▶ Task details
Reproduce the entries word for word but drop every picture.

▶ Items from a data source
────────

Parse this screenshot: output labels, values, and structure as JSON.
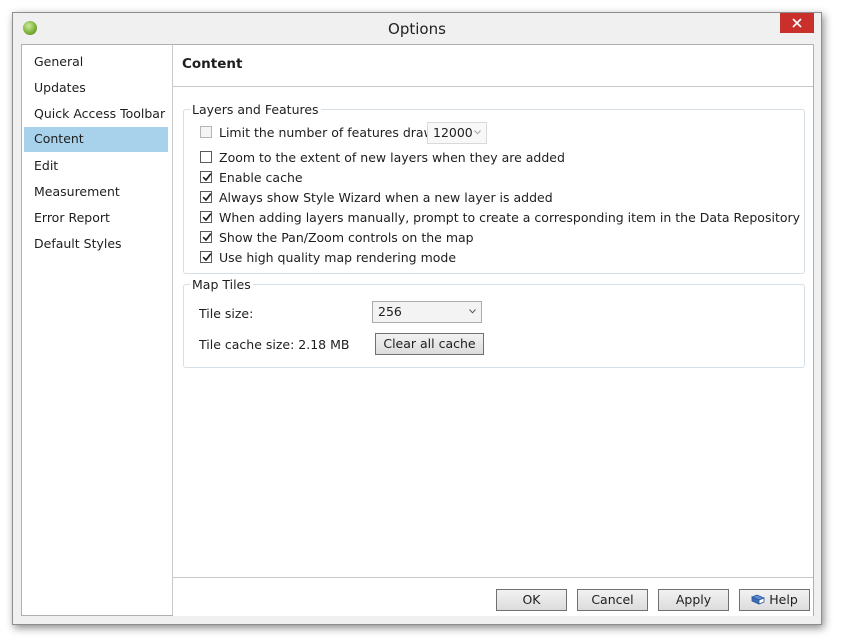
{
  "window": {
    "title": "Options"
  },
  "sidebar": {
    "items": [
      {
        "label": "General"
      },
      {
        "label": "Updates"
      },
      {
        "label": "Quick Access Toolbar"
      },
      {
        "label": "Content"
      },
      {
        "label": "Edit"
      },
      {
        "label": "Measurement"
      },
      {
        "label": "Error Report"
      },
      {
        "label": "Default Styles"
      }
    ],
    "selected": "Content"
  },
  "content": {
    "title": "Content",
    "layers_group": {
      "legend": "Layers and Features",
      "limit_features": {
        "label": "Limit the number of features drawn to:",
        "checked": false,
        "value": "12000"
      },
      "options": [
        {
          "label": "Zoom to the extent of new layers when they are added",
          "checked": false
        },
        {
          "label": "Enable cache",
          "checked": true
        },
        {
          "label": "Always show Style Wizard when a new layer is added",
          "checked": true
        },
        {
          "label": "When adding layers manually, prompt to create a corresponding item in the Data Repository",
          "checked": true
        },
        {
          "label": "Show the Pan/Zoom controls on the map",
          "checked": true
        },
        {
          "label": "Use high quality map rendering mode",
          "checked": true
        }
      ]
    },
    "tiles_group": {
      "legend": "Map Tiles",
      "tile_size_label": "Tile size:",
      "tile_size_value": "256",
      "cache_size_label": "Tile cache size: 2.18 MB",
      "clear_cache_label": "Clear all cache"
    }
  },
  "footer": {
    "ok_label": "OK",
    "cancel_label": "Cancel",
    "apply_label": "Apply",
    "help_label": "Help"
  },
  "colors": {
    "selection": "#a8d2ec",
    "close_button": "#c9302c",
    "window_bg": "#f0f0f0"
  },
  "icons": {
    "app": "app-globe-icon",
    "close": "close-icon",
    "help": "help-book-icon",
    "dropdown": "chevron-down-icon",
    "check": "checkmark-icon"
  }
}
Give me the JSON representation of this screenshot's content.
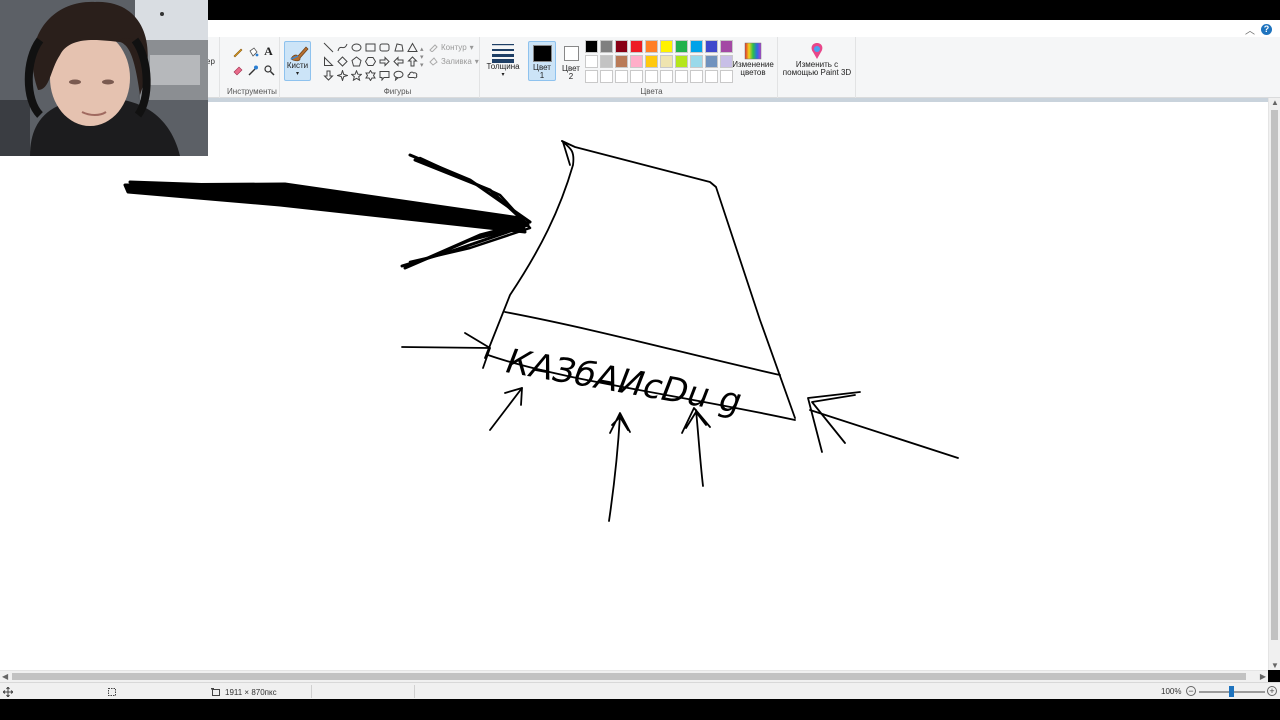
{
  "ribbon": {
    "tools_partial": "ер",
    "groups": {
      "tools": "Инструменты",
      "shapes": "Фигуры",
      "colors": "Цвета"
    },
    "brushes_label": "Кисти",
    "outline_label": "Контур",
    "fill_label": "Заливка",
    "size_label": "Толщина",
    "color1_label": "Цвет\n1",
    "color2_label": "Цвет\n2",
    "edit_colors_label": "Изменение цветов",
    "paint3d_label": "Изменить с помощью Paint 3D",
    "color1": "#000000",
    "color2": "#ffffff",
    "palette": [
      "#000000",
      "#7f7f7f",
      "#880015",
      "#ed1c24",
      "#ff7f27",
      "#fff200",
      "#22b14c",
      "#00a2e8",
      "#3f48cc",
      "#a349a4",
      "#ffffff",
      "#c3c3c3",
      "#b97a57",
      "#ffaec9",
      "#ffc90e",
      "#efe4b0",
      "#b5e61d",
      "#99d9ea",
      "#7092be",
      "#c8bfe7",
      "#ffffff",
      "#ffffff",
      "#ffffff",
      "#ffffff",
      "#ffffff",
      "#ffffff",
      "#ffffff",
      "#ffffff",
      "#ffffff",
      "#ffffff"
    ]
  },
  "canvas": {
    "text": "КАЗбАИсDu g",
    "background": "#ffffff",
    "stroke": "#000000"
  },
  "status": {
    "dimensions": "1911 × 870пкс",
    "zoom": "100%",
    "zoom_fraction": 0.5
  }
}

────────

▶ Reply to the task
Parse this screenshot: output labels, values, and structure as JSON.
{
  "window": {
    "title": "Options"
  },
  "sidebar": {
    "items": [
      {
        "label": "General"
      },
      {
        "label": "Updates"
      },
      {
        "label": "Quick Access Toolbar"
      },
      {
        "label": "Content"
      },
      {
        "label": "Edit"
      },
      {
        "label": "Measurement"
      },
      {
        "label": "Error Report"
      },
      {
        "label": "Default Styles"
      }
    ],
    "selected": "Content"
  },
  "content": {
    "title": "Content",
    "layers_group": {
      "legend": "Layers and Features",
      "limit_features": {
        "label": "Limit the number of features drawn to:",
        "checked": false,
        "value": "12000"
      },
      "options": [
        {
          "label": "Zoom to the extent of new layers when they are added",
          "checked": false
        },
        {
          "label": "Enable cache",
          "checked": true
        },
        {
          "label": "Always show Style Wizard when a new layer is added",
          "checked": true
        },
        {
          "label": "When adding layers manually, prompt to create a corresponding item in the Data Repository",
          "checked": true
        },
        {
          "label": "Show the Pan/Zoom controls on the map",
          "checked": true
        },
        {
          "label": "Use high quality map rendering mode",
          "checked": true
        }
      ]
    },
    "tiles_group": {
      "legend": "Map Tiles",
      "tile_size_label": "Tile size:",
      "tile_size_value": "256",
      "cache_size_label": "Tile cache size: 2.18 MB",
      "clear_cache_label": "Clear all cache"
    }
  },
  "footer": {
    "ok_label": "OK",
    "cancel_label": "Cancel",
    "apply_label": "Apply",
    "help_label": "Help"
  },
  "colors": {
    "selection": "#a8d2ec",
    "close_button": "#c9302c",
    "window_bg": "#f0f0f0"
  },
  "icons": {
    "app": "app-globe-icon",
    "close": "close-icon",
    "help": "help-book-icon",
    "dropdown": "chevron-down-icon",
    "check": "checkmark-icon"
  }
}
Give me the JSON representation of this screenshot's content.
{
  "ribbon": {
    "tools_partial": "ер",
    "groups": {
      "tools": "Инструменты",
      "shapes": "Фигуры",
      "colors": "Цвета"
    },
    "brushes_label": "Кисти",
    "outline_label": "Контур",
    "fill_label": "Заливка",
    "size_label": "Толщина",
    "color1_label": "Цвет\n1",
    "color2_label": "Цвет\n2",
    "edit_colors_label": "Изменение цветов",
    "paint3d_label": "Изменить с помощью Paint 3D",
    "color1": "#000000",
    "color2": "#ffffff",
    "palette": [
      "#000000",
      "#7f7f7f",
      "#880015",
      "#ed1c24",
      "#ff7f27",
      "#fff200",
      "#22b14c",
      "#00a2e8",
      "#3f48cc",
      "#a349a4",
      "#ffffff",
      "#c3c3c3",
      "#b97a57",
      "#ffaec9",
      "#ffc90e",
      "#efe4b0",
      "#b5e61d",
      "#99d9ea",
      "#7092be",
      "#c8bfe7",
      "#ffffff",
      "#ffffff",
      "#ffffff",
      "#ffffff",
      "#ffffff",
      "#ffffff",
      "#ffffff",
      "#ffffff",
      "#ffffff",
      "#ffffff"
    ]
  },
  "canvas": {
    "text": "КАЗбАИсDu g",
    "background": "#ffffff",
    "stroke": "#000000"
  },
  "status": {
    "dimensions": "1911 × 870пкс",
    "zoom": "100%",
    "zoom_fraction": 0.5
  }
}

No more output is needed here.